**Task directions:**
All of the data below needs to be set down again, exactly as shown.

**Recorded data:**
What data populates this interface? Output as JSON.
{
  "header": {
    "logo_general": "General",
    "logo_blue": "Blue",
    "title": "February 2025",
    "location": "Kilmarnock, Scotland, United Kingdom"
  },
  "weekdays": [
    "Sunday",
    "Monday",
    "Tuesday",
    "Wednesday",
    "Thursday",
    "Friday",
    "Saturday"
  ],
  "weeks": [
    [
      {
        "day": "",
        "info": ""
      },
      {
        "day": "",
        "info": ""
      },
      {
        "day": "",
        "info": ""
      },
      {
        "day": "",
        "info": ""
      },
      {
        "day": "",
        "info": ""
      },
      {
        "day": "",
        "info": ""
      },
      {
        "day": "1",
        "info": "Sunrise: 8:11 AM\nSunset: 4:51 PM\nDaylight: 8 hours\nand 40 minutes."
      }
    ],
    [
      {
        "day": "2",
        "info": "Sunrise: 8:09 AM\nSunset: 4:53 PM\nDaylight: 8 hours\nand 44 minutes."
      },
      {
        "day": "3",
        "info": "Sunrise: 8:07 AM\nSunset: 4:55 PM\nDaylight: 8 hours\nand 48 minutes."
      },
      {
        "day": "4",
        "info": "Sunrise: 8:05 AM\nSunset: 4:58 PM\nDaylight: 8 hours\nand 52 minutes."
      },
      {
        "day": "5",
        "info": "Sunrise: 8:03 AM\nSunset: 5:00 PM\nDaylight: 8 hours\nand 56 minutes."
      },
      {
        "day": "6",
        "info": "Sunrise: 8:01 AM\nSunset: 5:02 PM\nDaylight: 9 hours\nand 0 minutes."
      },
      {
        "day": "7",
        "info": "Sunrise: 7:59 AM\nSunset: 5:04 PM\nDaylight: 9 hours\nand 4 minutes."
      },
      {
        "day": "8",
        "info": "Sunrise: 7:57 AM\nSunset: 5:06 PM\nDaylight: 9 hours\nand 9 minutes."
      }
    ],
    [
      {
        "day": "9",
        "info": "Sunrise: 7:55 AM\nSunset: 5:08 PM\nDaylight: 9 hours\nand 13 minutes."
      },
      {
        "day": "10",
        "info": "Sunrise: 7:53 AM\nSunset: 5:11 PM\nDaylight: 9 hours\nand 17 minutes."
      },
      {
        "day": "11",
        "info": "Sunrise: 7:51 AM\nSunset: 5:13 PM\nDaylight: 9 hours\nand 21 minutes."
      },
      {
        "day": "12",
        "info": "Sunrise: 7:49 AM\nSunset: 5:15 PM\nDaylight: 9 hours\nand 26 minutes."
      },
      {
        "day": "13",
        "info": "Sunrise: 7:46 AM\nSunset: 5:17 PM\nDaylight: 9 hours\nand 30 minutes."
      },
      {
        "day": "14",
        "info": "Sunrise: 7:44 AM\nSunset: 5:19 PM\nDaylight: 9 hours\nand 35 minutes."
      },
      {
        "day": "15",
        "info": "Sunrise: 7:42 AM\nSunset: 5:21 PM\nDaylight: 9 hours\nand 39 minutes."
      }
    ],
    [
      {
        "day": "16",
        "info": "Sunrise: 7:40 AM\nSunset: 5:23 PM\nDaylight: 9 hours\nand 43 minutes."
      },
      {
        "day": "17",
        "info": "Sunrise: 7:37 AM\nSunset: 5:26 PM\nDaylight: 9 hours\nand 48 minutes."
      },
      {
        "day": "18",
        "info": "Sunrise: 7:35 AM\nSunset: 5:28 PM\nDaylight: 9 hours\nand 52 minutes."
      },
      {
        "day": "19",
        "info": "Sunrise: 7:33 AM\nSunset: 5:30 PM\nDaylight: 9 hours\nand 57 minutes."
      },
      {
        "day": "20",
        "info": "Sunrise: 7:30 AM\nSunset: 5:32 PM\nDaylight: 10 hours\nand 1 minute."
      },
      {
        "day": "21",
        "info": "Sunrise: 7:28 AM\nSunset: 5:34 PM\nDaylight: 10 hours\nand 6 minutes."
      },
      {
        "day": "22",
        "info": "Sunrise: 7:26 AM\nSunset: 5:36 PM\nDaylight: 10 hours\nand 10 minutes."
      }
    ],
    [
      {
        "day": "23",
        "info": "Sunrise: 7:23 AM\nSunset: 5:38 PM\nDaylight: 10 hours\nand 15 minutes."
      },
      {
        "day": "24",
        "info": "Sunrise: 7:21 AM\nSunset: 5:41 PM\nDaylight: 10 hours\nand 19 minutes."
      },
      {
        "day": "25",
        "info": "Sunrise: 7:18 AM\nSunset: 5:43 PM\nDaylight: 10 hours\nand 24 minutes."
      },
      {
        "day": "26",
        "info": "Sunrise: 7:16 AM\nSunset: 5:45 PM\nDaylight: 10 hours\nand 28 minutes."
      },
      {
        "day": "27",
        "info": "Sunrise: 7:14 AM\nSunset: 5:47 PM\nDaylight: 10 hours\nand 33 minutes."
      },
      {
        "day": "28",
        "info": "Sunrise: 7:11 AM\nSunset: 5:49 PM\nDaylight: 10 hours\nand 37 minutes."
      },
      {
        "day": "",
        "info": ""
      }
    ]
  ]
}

**Answer for the task:**
What data populates this interface? Output as JSON.
{
  "header": {
    "logo_general": "General",
    "logo_blue": "Blue",
    "title": "February 2025",
    "location": "Kilmarnock, Scotland, United Kingdom"
  },
  "weekdays": [
    "Sunday",
    "Monday",
    "Tuesday",
    "Wednesday",
    "Thursday",
    "Friday",
    "Saturday"
  ],
  "weeks": [
    [
      {
        "day": "",
        "info": ""
      },
      {
        "day": "",
        "info": ""
      },
      {
        "day": "",
        "info": ""
      },
      {
        "day": "",
        "info": ""
      },
      {
        "day": "",
        "info": ""
      },
      {
        "day": "",
        "info": ""
      },
      {
        "day": "1",
        "info": "Sunrise: 8:11 AM\nSunset: 4:51 PM\nDaylight: 8 hours\nand 40 minutes."
      }
    ],
    [
      {
        "day": "2",
        "info": "Sunrise: 8:09 AM\nSunset: 4:53 PM\nDaylight: 8 hours\nand 44 minutes."
      },
      {
        "day": "3",
        "info": "Sunrise: 8:07 AM\nSunset: 4:55 PM\nDaylight: 8 hours\nand 48 minutes."
      },
      {
        "day": "4",
        "info": "Sunrise: 8:05 AM\nSunset: 4:58 PM\nDaylight: 8 hours\nand 52 minutes."
      },
      {
        "day": "5",
        "info": "Sunrise: 8:03 AM\nSunset: 5:00 PM\nDaylight: 8 hours\nand 56 minutes."
      },
      {
        "day": "6",
        "info": "Sunrise: 8:01 AM\nSunset: 5:02 PM\nDaylight: 9 hours\nand 0 minutes."
      },
      {
        "day": "7",
        "info": "Sunrise: 7:59 AM\nSunset: 5:04 PM\nDaylight: 9 hours\nand 4 minutes."
      },
      {
        "day": "8",
        "info": "Sunrise: 7:57 AM\nSunset: 5:06 PM\nDaylight: 9 hours\nand 9 minutes."
      }
    ],
    [
      {
        "day": "9",
        "info": "Sunrise: 7:55 AM\nSunset: 5:08 PM\nDaylight: 9 hours\nand 13 minutes."
      },
      {
        "day": "10",
        "info": "Sunrise: 7:53 AM\nSunset: 5:11 PM\nDaylight: 9 hours\nand 17 minutes."
      },
      {
        "day": "11",
        "info": "Sunrise: 7:51 AM\nSunset: 5:13 PM\nDaylight: 9 hours\nand 21 minutes."
      },
      {
        "day": "12",
        "info": "Sunrise: 7:49 AM\nSunset: 5:15 PM\nDaylight: 9 hours\nand 26 minutes."
      },
      {
        "day": "13",
        "info": "Sunrise: 7:46 AM\nSunset: 5:17 PM\nDaylight: 9 hours\nand 30 minutes."
      },
      {
        "day": "14",
        "info": "Sunrise: 7:44 AM\nSunset: 5:19 PM\nDaylight: 9 hours\nand 35 minutes."
      },
      {
        "day": "15",
        "info": "Sunrise: 7:42 AM\nSunset: 5:21 PM\nDaylight: 9 hours\nand 39 minutes."
      }
    ],
    [
      {
        "day": "16",
        "info": "Sunrise: 7:40 AM\nSunset: 5:23 PM\nDaylight: 9 hours\nand 43 minutes."
      },
      {
        "day": "17",
        "info": "Sunrise: 7:37 AM\nSunset: 5:26 PM\nDaylight: 9 hours\nand 48 minutes."
      },
      {
        "day": "18",
        "info": "Sunrise: 7:35 AM\nSunset: 5:28 PM\nDaylight: 9 hours\nand 52 minutes."
      },
      {
        "day": "19",
        "info": "Sunrise: 7:33 AM\nSunset: 5:30 PM\nDaylight: 9 hours\nand 57 minutes."
      },
      {
        "day": "20",
        "info": "Sunrise: 7:30 AM\nSunset: 5:32 PM\nDaylight: 10 hours\nand 1 minute."
      },
      {
        "day": "21",
        "info": "Sunrise: 7:28 AM\nSunset: 5:34 PM\nDaylight: 10 hours\nand 6 minutes."
      },
      {
        "day": "22",
        "info": "Sunrise: 7:26 AM\nSunset: 5:36 PM\nDaylight: 10 hours\nand 10 minutes."
      }
    ],
    [
      {
        "day": "23",
        "info": "Sunrise: 7:23 AM\nSunset: 5:38 PM\nDaylight: 10 hours\nand 15 minutes."
      },
      {
        "day": "24",
        "info": "Sunrise: 7:21 AM\nSunset: 5:41 PM\nDaylight: 10 hours\nand 19 minutes."
      },
      {
        "day": "25",
        "info": "Sunrise: 7:18 AM\nSunset: 5:43 PM\nDaylight: 10 hours\nand 24 minutes."
      },
      {
        "day": "26",
        "info": "Sunrise: 7:16 AM\nSunset: 5:45 PM\nDaylight: 10 hours\nand 28 minutes."
      },
      {
        "day": "27",
        "info": "Sunrise: 7:14 AM\nSunset: 5:47 PM\nDaylight: 10 hours\nand 33 minutes."
      },
      {
        "day": "28",
        "info": "Sunrise: 7:11 AM\nSunset: 5:49 PM\nDaylight: 10 hours\nand 37 minutes."
      },
      {
        "day": "",
        "info": ""
      }
    ]
  ]
}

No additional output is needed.